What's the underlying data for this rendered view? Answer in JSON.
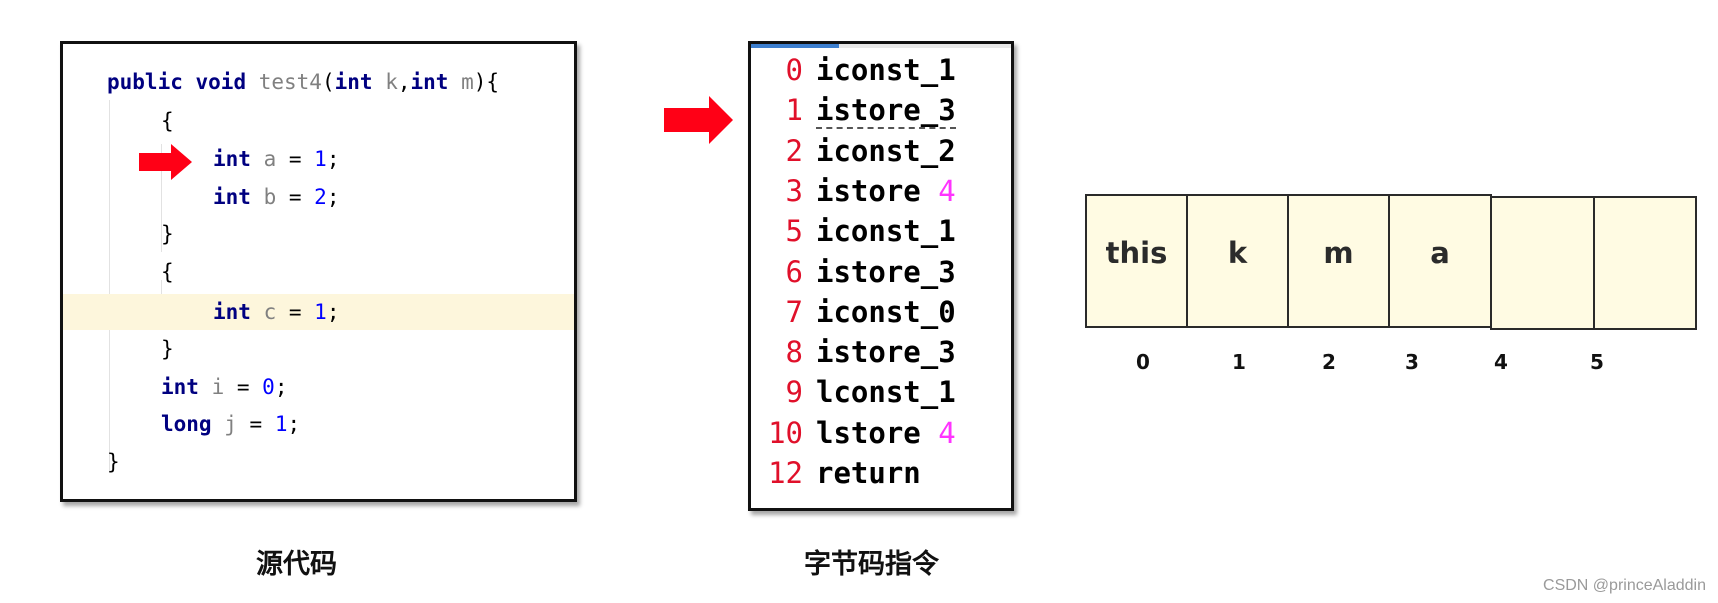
{
  "source_panel": {
    "caption": "源代码",
    "lines": [
      {
        "tokens": [
          {
            "t": "public ",
            "c": "kw"
          },
          {
            "t": "void ",
            "c": "kw"
          },
          {
            "t": "test4",
            "c": "nm"
          },
          {
            "t": "(",
            "c": "pl"
          },
          {
            "t": "int ",
            "c": "kw"
          },
          {
            "t": "k",
            "c": "nm"
          },
          {
            "t": ",",
            "c": "pl"
          },
          {
            "t": "int ",
            "c": "kw"
          },
          {
            "t": "m",
            "c": "nm"
          },
          {
            "t": "){",
            "c": "pl"
          }
        ],
        "indent": 0
      },
      {
        "tokens": [
          {
            "t": "{",
            "c": "pl"
          }
        ],
        "indent": 1
      },
      {
        "tokens": [
          {
            "t": "int ",
            "c": "kw"
          },
          {
            "t": "a",
            "c": "nm"
          },
          {
            "t": " = ",
            "c": "pl"
          },
          {
            "t": "1",
            "c": "num"
          },
          {
            "t": ";",
            "c": "pl"
          }
        ],
        "indent": 2,
        "pointer": true
      },
      {
        "tokens": [
          {
            "t": "int ",
            "c": "kw"
          },
          {
            "t": "b",
            "c": "nm"
          },
          {
            "t": " = ",
            "c": "pl"
          },
          {
            "t": "2",
            "c": "num"
          },
          {
            "t": ";",
            "c": "pl"
          }
        ],
        "indent": 2
      },
      {
        "tokens": [
          {
            "t": "}",
            "c": "pl"
          }
        ],
        "indent": 1
      },
      {
        "tokens": [
          {
            "t": "{",
            "c": "pl"
          }
        ],
        "indent": 1
      },
      {
        "tokens": [
          {
            "t": "int ",
            "c": "kw"
          },
          {
            "t": "c",
            "c": "nm"
          },
          {
            "t": " = ",
            "c": "pl"
          },
          {
            "t": "1",
            "c": "num"
          },
          {
            "t": ";",
            "c": "pl"
          }
        ],
        "indent": 2,
        "highlighted": true
      },
      {
        "tokens": [
          {
            "t": "}",
            "c": "pl"
          }
        ],
        "indent": 1
      },
      {
        "tokens": [
          {
            "t": "int ",
            "c": "kw"
          },
          {
            "t": "i",
            "c": "nm"
          },
          {
            "t": " = ",
            "c": "pl"
          },
          {
            "t": "0",
            "c": "num"
          },
          {
            "t": ";",
            "c": "pl"
          }
        ],
        "indent": 1
      },
      {
        "tokens": [
          {
            "t": "long ",
            "c": "kw"
          },
          {
            "t": "j",
            "c": "nm"
          },
          {
            "t": " = ",
            "c": "pl"
          },
          {
            "t": "1",
            "c": "num"
          },
          {
            "t": ";",
            "c": "pl"
          }
        ],
        "indent": 1
      },
      {
        "tokens": [
          {
            "t": "}",
            "c": "pl"
          }
        ],
        "indent": 0
      }
    ]
  },
  "bytecode_panel": {
    "caption": "字节码指令",
    "instructions": [
      {
        "offset": "0",
        "op": "iconst_1",
        "arg": ""
      },
      {
        "offset": "1",
        "op": "istore_3",
        "arg": "",
        "pointer": true
      },
      {
        "offset": "2",
        "op": "iconst_2",
        "arg": ""
      },
      {
        "offset": "3",
        "op": "istore",
        "arg": "4"
      },
      {
        "offset": "5",
        "op": "iconst_1",
        "arg": ""
      },
      {
        "offset": "6",
        "op": "istore_3",
        "arg": ""
      },
      {
        "offset": "7",
        "op": "iconst_0",
        "arg": ""
      },
      {
        "offset": "8",
        "op": "istore_3",
        "arg": ""
      },
      {
        "offset": "9",
        "op": "lconst_1",
        "arg": ""
      },
      {
        "offset": "10",
        "op": "lstore",
        "arg": "4"
      },
      {
        "offset": "12",
        "op": "return",
        "arg": ""
      }
    ]
  },
  "local_variable_table": {
    "slots": [
      {
        "index": "0",
        "name": "this"
      },
      {
        "index": "1",
        "name": "k"
      },
      {
        "index": "2",
        "name": "m"
      },
      {
        "index": "3",
        "name": "a"
      },
      {
        "index": "4",
        "name": ""
      },
      {
        "index": "5",
        "name": ""
      }
    ]
  },
  "colors": {
    "arrow": "#ff0016",
    "keyword": "#000080",
    "identifier": "#808080",
    "number": "#0000ff",
    "offset": "#e0102a",
    "operand": "#ff33ff",
    "slot_fill": "#fffbe3",
    "line_highlight": "#fdf6dc"
  },
  "watermark": "CSDN @princeAladdin"
}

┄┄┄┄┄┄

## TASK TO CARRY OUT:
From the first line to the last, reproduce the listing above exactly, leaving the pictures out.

## ANSWER BELOW:
What's the underlying data for this rendered view? Answer in JSON.
{
  "source_panel": {
    "caption": "源代码",
    "lines": [
      {
        "tokens": [
          {
            "t": "public ",
            "c": "kw"
          },
          {
            "t": "void ",
            "c": "kw"
          },
          {
            "t": "test4",
            "c": "nm"
          },
          {
            "t": "(",
            "c": "pl"
          },
          {
            "t": "int ",
            "c": "kw"
          },
          {
            "t": "k",
            "c": "nm"
          },
          {
            "t": ",",
            "c": "pl"
          },
          {
            "t": "int ",
            "c": "kw"
          },
          {
            "t": "m",
            "c": "nm"
          },
          {
            "t": "){",
            "c": "pl"
          }
        ],
        "indent": 0
      },
      {
        "tokens": [
          {
            "t": "{",
            "c": "pl"
          }
        ],
        "indent": 1
      },
      {
        "tokens": [
          {
            "t": "int ",
            "c": "kw"
          },
          {
            "t": "a",
            "c": "nm"
          },
          {
            "t": " = ",
            "c": "pl"
          },
          {
            "t": "1",
            "c": "num"
          },
          {
            "t": ";",
            "c": "pl"
          }
        ],
        "indent": 2,
        "pointer": true
      },
      {
        "tokens": [
          {
            "t": "int ",
            "c": "kw"
          },
          {
            "t": "b",
            "c": "nm"
          },
          {
            "t": " = ",
            "c": "pl"
          },
          {
            "t": "2",
            "c": "num"
          },
          {
            "t": ";",
            "c": "pl"
          }
        ],
        "indent": 2
      },
      {
        "tokens": [
          {
            "t": "}",
            "c": "pl"
          }
        ],
        "indent": 1
      },
      {
        "tokens": [
          {
            "t": "{",
            "c": "pl"
          }
        ],
        "indent": 1
      },
      {
        "tokens": [
          {
            "t": "int ",
            "c": "kw"
          },
          {
            "t": "c",
            "c": "nm"
          },
          {
            "t": " = ",
            "c": "pl"
          },
          {
            "t": "1",
            "c": "num"
          },
          {
            "t": ";",
            "c": "pl"
          }
        ],
        "indent": 2,
        "highlighted": true
      },
      {
        "tokens": [
          {
            "t": "}",
            "c": "pl"
          }
        ],
        "indent": 1
      },
      {
        "tokens": [
          {
            "t": "int ",
            "c": "kw"
          },
          {
            "t": "i",
            "c": "nm"
          },
          {
            "t": " = ",
            "c": "pl"
          },
          {
            "t": "0",
            "c": "num"
          },
          {
            "t": ";",
            "c": "pl"
          }
        ],
        "indent": 1
      },
      {
        "tokens": [
          {
            "t": "long ",
            "c": "kw"
          },
          {
            "t": "j",
            "c": "nm"
          },
          {
            "t": " = ",
            "c": "pl"
          },
          {
            "t": "1",
            "c": "num"
          },
          {
            "t": ";",
            "c": "pl"
          }
        ],
        "indent": 1
      },
      {
        "tokens": [
          {
            "t": "}",
            "c": "pl"
          }
        ],
        "indent": 0
      }
    ]
  },
  "bytecode_panel": {
    "caption": "字节码指令",
    "instructions": [
      {
        "offset": "0",
        "op": "iconst_1",
        "arg": ""
      },
      {
        "offset": "1",
        "op": "istore_3",
        "arg": "",
        "pointer": true
      },
      {
        "offset": "2",
        "op": "iconst_2",
        "arg": ""
      },
      {
        "offset": "3",
        "op": "istore",
        "arg": "4"
      },
      {
        "offset": "5",
        "op": "iconst_1",
        "arg": ""
      },
      {
        "offset": "6",
        "op": "istore_3",
        "arg": ""
      },
      {
        "offset": "7",
        "op": "iconst_0",
        "arg": ""
      },
      {
        "offset": "8",
        "op": "istore_3",
        "arg": ""
      },
      {
        "offset": "9",
        "op": "lconst_1",
        "arg": ""
      },
      {
        "offset": "10",
        "op": "lstore",
        "arg": "4"
      },
      {
        "offset": "12",
        "op": "return",
        "arg": ""
      }
    ]
  },
  "local_variable_table": {
    "slots": [
      {
        "index": "0",
        "name": "this"
      },
      {
        "index": "1",
        "name": "k"
      },
      {
        "index": "2",
        "name": "m"
      },
      {
        "index": "3",
        "name": "a"
      },
      {
        "index": "4",
        "name": ""
      },
      {
        "index": "5",
        "name": ""
      }
    ]
  },
  "colors": {
    "arrow": "#ff0016",
    "keyword": "#000080",
    "identifier": "#808080",
    "number": "#0000ff",
    "offset": "#e0102a",
    "operand": "#ff33ff",
    "slot_fill": "#fffbe3",
    "line_highlight": "#fdf6dc"
  },
  "watermark": "CSDN @princeAladdin"
}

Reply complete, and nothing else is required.